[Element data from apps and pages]

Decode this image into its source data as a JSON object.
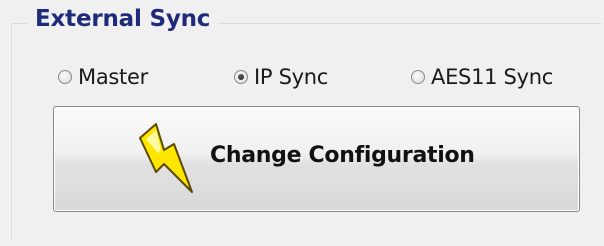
{
  "group": {
    "title": "External Sync"
  },
  "sync_modes": [
    {
      "label": "Master",
      "checked": false
    },
    {
      "label": "IP Sync",
      "checked": true
    },
    {
      "label": "AES11 Sync",
      "checked": false
    }
  ],
  "change_button": {
    "label": "Change Configuration",
    "icon": "lightning-bolt-icon"
  },
  "colors": {
    "group_title": "#1f2a7a",
    "bolt_fill": "#ffe600",
    "bolt_stroke": "#5a4a00"
  }
}
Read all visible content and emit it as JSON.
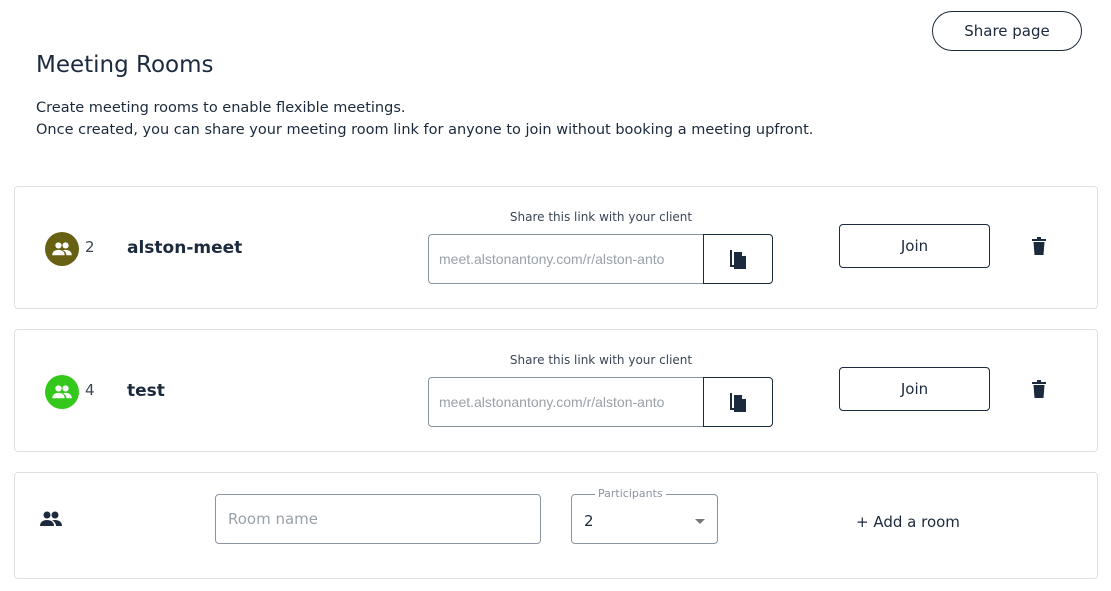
{
  "header": {
    "share_page": "Share page",
    "title": "Meeting Rooms",
    "desc_line1": "Create meeting rooms to enable flexible meetings.",
    "desc_line2": "Once created, you can share your meeting room link for anyone to join without booking a meeting upfront."
  },
  "rooms": [
    {
      "name": "alston-meet",
      "participants": "2",
      "color": "#686013",
      "link_label": "Share this link with your client",
      "link": "meet.alstonantony.com/r/alston-anto",
      "join": "Join"
    },
    {
      "name": "test",
      "participants": "4",
      "color": "#35c81c",
      "link_label": "Share this link with your client",
      "link": "meet.alstonantony.com/r/alston-anto",
      "join": "Join"
    }
  ],
  "new_room": {
    "name_placeholder": "Room name",
    "participants_label": "Participants",
    "participants_value": "2",
    "add": "+ Add a room"
  },
  "icons": {
    "avatar": "people-icon",
    "copy": "copy-icon",
    "delete": "trash-icon"
  }
}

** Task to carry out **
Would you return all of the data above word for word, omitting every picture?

** Solution to the problem **
Decode this image into its source data as a JSON object.
{
  "group": {
    "title": "External Sync"
  },
  "sync_modes": [
    {
      "label": "Master",
      "checked": false
    },
    {
      "label": "IP Sync",
      "checked": true
    },
    {
      "label": "AES11 Sync",
      "checked": false
    }
  ],
  "change_button": {
    "label": "Change Configuration",
    "icon": "lightning-bolt-icon"
  },
  "colors": {
    "group_title": "#1f2a7a",
    "bolt_fill": "#ffe600",
    "bolt_stroke": "#5a4a00"
  }
}
Read all visible content and emit it as JSON.
{
  "header": {
    "share_page": "Share page",
    "title": "Meeting Rooms",
    "desc_line1": "Create meeting rooms to enable flexible meetings.",
    "desc_line2": "Once created, you can share your meeting room link for anyone to join without booking a meeting upfront."
  },
  "rooms": [
    {
      "name": "alston-meet",
      "participants": "2",
      "color": "#686013",
      "link_label": "Share this link with your client",
      "link": "meet.alstonantony.com/r/alston-anto",
      "join": "Join"
    },
    {
      "name": "test",
      "participants": "4",
      "color": "#35c81c",
      "link_label": "Share this link with your client",
      "link": "meet.alstonantony.com/r/alston-anto",
      "join": "Join"
    }
  ],
  "new_room": {
    "name_placeholder": "Room name",
    "participants_label": "Participants",
    "participants_value": "2",
    "add": "+ Add a room"
  },
  "icons": {
    "avatar": "people-icon",
    "copy": "copy-icon",
    "delete": "trash-icon"
  }
}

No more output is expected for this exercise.